Task description: What lines in the following entries hold the word "JSON"? Copy each one.

%%

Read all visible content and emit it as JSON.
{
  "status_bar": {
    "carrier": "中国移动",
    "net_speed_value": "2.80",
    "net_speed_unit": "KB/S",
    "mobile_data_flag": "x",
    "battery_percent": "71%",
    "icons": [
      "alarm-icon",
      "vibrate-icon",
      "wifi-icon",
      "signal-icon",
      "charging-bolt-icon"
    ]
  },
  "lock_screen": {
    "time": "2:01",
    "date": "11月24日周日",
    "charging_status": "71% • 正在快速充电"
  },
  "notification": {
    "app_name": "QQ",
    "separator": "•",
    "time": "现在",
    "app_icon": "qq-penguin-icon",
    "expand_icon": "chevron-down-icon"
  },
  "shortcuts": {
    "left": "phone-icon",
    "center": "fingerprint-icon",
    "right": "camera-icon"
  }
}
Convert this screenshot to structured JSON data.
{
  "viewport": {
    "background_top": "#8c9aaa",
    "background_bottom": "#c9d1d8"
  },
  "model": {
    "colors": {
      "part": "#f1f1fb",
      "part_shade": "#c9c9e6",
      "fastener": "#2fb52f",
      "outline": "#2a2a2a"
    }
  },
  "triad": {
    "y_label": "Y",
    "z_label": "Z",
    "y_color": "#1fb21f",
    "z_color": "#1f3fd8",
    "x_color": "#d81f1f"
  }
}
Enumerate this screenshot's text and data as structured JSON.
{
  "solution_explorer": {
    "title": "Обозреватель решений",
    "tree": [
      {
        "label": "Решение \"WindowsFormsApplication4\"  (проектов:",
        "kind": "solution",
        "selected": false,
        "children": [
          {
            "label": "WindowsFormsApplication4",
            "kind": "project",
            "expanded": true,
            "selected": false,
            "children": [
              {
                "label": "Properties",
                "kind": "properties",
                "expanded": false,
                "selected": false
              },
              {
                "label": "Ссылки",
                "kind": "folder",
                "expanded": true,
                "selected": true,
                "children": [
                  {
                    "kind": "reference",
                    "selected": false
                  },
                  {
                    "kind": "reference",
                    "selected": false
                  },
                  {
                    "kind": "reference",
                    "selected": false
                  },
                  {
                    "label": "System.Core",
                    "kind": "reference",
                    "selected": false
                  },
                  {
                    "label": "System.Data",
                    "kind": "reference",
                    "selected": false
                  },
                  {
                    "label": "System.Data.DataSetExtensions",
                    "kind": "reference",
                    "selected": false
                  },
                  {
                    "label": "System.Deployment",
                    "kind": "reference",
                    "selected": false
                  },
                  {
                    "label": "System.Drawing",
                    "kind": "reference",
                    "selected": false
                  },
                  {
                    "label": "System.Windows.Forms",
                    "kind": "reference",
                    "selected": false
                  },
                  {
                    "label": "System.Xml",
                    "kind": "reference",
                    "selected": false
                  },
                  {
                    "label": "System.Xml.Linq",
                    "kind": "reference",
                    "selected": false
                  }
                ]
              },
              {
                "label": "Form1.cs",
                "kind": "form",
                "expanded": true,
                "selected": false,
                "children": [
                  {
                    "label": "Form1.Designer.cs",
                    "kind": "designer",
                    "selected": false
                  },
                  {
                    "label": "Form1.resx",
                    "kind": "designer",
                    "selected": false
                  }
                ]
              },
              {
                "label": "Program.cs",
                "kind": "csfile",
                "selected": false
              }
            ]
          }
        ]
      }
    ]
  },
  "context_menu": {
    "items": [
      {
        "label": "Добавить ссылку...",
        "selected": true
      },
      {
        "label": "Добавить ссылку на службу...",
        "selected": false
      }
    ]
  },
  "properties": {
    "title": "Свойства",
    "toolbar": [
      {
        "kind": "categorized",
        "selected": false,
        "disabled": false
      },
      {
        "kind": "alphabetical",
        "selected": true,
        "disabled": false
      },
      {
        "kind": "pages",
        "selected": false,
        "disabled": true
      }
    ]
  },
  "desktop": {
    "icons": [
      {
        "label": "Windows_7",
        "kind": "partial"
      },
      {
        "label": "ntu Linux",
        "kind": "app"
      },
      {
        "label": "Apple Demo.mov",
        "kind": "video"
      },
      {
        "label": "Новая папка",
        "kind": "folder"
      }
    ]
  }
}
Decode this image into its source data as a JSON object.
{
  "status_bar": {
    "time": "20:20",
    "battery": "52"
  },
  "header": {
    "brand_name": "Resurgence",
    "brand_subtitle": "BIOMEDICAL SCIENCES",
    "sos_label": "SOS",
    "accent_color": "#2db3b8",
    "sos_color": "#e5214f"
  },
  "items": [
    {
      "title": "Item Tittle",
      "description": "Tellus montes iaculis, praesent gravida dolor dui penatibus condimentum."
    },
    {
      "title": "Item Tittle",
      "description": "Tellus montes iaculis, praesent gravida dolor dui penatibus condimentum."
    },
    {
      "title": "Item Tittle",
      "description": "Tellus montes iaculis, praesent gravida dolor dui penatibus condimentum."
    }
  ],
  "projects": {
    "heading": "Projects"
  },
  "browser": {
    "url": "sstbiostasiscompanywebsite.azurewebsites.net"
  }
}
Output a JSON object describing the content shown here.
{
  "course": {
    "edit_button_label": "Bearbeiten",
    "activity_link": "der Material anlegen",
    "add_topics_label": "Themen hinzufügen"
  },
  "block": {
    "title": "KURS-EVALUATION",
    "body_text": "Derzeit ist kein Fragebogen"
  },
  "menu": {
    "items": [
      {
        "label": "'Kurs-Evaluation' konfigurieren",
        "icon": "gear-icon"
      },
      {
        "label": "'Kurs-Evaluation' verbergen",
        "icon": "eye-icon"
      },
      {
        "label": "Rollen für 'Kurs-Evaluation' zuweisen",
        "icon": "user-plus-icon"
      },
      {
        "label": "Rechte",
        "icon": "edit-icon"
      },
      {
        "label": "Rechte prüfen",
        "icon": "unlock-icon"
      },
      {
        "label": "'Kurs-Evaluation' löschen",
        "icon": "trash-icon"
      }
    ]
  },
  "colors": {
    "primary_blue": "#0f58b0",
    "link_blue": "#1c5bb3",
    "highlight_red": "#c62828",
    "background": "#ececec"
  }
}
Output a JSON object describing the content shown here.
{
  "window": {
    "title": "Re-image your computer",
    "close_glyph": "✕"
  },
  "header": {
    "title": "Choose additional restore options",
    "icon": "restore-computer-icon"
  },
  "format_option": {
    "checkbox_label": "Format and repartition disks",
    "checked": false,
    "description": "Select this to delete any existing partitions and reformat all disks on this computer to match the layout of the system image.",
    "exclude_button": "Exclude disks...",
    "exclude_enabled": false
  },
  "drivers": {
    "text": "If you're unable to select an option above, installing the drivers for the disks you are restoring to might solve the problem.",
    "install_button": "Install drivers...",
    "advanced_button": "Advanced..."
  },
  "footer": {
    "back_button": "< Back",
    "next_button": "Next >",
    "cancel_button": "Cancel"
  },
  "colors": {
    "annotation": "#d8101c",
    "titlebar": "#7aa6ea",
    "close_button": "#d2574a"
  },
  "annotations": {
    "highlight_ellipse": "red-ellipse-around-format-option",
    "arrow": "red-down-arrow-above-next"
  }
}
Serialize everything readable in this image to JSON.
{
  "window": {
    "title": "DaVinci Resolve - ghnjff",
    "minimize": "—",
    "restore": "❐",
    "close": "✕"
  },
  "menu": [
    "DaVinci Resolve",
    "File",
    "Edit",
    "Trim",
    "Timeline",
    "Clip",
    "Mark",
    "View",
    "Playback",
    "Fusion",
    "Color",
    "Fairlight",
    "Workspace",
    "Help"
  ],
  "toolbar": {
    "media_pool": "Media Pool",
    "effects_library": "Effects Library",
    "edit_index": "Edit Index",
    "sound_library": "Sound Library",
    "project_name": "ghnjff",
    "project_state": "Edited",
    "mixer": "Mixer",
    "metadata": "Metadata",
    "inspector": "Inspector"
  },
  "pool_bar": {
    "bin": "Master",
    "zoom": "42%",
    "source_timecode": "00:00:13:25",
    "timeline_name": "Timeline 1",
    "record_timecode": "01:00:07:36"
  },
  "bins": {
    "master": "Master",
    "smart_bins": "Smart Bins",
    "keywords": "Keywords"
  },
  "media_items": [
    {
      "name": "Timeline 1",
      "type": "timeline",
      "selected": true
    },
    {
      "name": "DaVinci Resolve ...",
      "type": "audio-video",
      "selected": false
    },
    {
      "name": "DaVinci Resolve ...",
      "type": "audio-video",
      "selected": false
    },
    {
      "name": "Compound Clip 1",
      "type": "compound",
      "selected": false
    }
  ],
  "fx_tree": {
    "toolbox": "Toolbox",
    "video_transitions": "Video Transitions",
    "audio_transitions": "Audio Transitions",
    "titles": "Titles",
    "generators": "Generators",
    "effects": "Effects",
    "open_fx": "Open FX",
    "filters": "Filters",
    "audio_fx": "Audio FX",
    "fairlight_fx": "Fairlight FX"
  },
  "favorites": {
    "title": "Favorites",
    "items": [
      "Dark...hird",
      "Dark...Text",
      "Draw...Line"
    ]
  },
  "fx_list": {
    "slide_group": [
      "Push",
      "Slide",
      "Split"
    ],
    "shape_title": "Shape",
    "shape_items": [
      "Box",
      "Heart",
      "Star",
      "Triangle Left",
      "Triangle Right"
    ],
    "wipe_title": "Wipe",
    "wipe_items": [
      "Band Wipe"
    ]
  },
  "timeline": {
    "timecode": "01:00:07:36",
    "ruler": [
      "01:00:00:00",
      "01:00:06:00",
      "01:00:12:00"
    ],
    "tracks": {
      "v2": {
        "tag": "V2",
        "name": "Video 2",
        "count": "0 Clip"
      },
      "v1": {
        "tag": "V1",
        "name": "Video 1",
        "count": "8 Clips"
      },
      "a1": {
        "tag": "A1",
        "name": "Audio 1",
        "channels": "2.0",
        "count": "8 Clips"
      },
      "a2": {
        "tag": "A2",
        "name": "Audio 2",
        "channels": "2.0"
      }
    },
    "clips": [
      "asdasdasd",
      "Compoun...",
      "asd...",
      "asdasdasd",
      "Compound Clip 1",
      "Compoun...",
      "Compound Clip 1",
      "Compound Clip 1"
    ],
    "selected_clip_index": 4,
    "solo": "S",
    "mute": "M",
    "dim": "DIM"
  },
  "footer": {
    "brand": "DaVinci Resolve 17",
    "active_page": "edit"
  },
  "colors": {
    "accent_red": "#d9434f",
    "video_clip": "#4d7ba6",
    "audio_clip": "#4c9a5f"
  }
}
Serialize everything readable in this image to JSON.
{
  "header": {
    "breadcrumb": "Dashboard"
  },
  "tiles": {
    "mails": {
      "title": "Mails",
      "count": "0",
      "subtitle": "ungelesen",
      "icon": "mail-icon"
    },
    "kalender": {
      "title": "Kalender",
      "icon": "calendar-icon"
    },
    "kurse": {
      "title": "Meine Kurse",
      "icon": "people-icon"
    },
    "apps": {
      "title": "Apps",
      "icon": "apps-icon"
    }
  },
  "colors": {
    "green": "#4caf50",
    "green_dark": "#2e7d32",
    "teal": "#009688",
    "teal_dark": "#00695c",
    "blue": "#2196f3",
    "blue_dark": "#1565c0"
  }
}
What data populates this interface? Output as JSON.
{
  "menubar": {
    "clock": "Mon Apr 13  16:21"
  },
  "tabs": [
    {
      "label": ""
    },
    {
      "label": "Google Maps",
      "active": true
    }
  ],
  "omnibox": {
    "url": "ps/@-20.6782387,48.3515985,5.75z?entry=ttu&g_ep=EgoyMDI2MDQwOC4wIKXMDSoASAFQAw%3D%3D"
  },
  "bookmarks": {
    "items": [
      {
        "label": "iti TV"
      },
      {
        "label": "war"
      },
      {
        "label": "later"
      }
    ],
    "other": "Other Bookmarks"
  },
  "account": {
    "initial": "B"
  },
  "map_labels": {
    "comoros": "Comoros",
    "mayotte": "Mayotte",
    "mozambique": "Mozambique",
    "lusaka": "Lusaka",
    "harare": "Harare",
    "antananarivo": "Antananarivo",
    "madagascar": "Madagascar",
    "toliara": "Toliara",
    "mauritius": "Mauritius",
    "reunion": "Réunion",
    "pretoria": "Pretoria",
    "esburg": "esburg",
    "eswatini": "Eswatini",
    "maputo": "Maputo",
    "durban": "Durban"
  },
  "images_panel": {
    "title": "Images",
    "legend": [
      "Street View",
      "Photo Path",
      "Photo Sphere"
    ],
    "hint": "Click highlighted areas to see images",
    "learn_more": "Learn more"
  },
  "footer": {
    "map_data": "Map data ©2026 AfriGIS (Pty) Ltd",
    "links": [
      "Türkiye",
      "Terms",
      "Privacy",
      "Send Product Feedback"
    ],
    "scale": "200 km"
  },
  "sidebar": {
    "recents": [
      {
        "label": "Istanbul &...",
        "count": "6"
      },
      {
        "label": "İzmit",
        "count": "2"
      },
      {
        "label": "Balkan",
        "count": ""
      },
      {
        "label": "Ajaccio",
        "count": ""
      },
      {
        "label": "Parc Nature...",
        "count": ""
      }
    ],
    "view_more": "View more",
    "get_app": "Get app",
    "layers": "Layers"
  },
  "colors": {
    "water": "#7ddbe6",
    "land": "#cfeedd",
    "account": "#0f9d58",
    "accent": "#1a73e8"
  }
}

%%

Solution for this task:
Read all visible content and emit it as JSON.
Convert this screenshot to structured JSON data.
Enumerate this screenshot's text and data as structured JSON.
Decode this image into its source data as a JSON object.
Output a JSON object describing the content shown here.
Output a JSON object describing the content shown here.
Serialize everything readable in this image to JSON.
Serialize everything readable in this image to JSON.
What data populates this interface? Output as JSON.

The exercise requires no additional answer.